Unlike organic, “sustainable” is not an official designation or certification, so it’s always best to confirm what companies mean when they claim their skincare products are sustainable. “Sustainable” generally refers to skincare companies that prioritize recycling packaging, try to reduce single-use plastics, use non-toxic ingredients, and seek to decrease their carbon footprint.
Similar to sustainable, “eco-friendly” is a term that isn’t an official designation, but is generally used to refer to products that use recyclable packaging and sustainably sourced ingredients. Again, there is nothing to stop companies from using “eco-friendly” as a marketing term, so it’s always best to do some due diligence if that is an important buying criteria for you when it comes to skincare products. Some companies may use the terms “green,” “sustainable,” and eco-friendly” interchangeably.
Vegan skincare products do not contain any ingredients that are animal byproducts. Some common animal-derived ingredients used in cosmetic products include beeswax, honey, lanolin, squalene, carmine, and gelatin. Many vegan skincare products are also cruelty-free, but these are technically two separate designations, so it’s always best to read the label carefully if you are looking for skincare that is friendly to animals.
This term typically means that the final product or formulation has not been tested on animals. However, this term is not regulated by the FDA or any other government body, and some cruelty-free products are still tested on animals at the ingredient level. It’s always best to double check with the company to see what they mean if they use the term “cruelty-free” and/or have a bunny logo on their products.
If an ingredient or product is fair trade certified, it means that the supplier or manufacturer has been vetted and approved by a fair trade certification body, typically Fair Trade USA. Fair trade certified organizations generally meet the following criteria: treating employees fairly and ethically; no child labor; providing safe working conditions; using sustainable production; and minimizing their impact on the earth.
Hypoallergenic is a word that skincare companies use to refer to products that have caused less allergic reaction than other products. However, there is no federal standard that defines what hypoallergenic means, so companies can use the term however they want. If you have sensitive skin, be sure to double check the label before buying hypoallergenic products just to be safe.
Non-comedogenic is a word that refers to skincare products that lack ingredients that can clog pores, such as lanolin and shea butter. Similar to hypoallergenic, there is no federal standard that defines what non-comedogenic means, and products labeled as such don’t have to undergo testing. People with acne may benefit from using non-comedogenic products, but again they should check the label before making a purchase.

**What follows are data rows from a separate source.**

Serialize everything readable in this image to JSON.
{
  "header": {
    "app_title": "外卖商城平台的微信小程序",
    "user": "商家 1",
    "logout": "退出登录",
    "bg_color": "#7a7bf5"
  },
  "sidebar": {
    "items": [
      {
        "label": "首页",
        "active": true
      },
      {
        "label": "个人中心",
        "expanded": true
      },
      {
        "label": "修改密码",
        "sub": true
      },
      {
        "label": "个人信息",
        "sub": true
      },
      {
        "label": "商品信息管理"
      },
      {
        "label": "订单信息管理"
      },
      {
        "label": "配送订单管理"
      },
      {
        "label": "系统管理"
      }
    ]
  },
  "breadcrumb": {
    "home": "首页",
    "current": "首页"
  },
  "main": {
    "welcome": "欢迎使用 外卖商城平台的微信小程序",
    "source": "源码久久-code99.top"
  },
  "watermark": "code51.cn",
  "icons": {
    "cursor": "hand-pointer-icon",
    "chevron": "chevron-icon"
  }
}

As you can see, in many cases the individual ingredients mean more that whatever marketing term is used on the label. Wondering which ingredients work best for your skin concerns? Try this personalized skincare quiz to find out.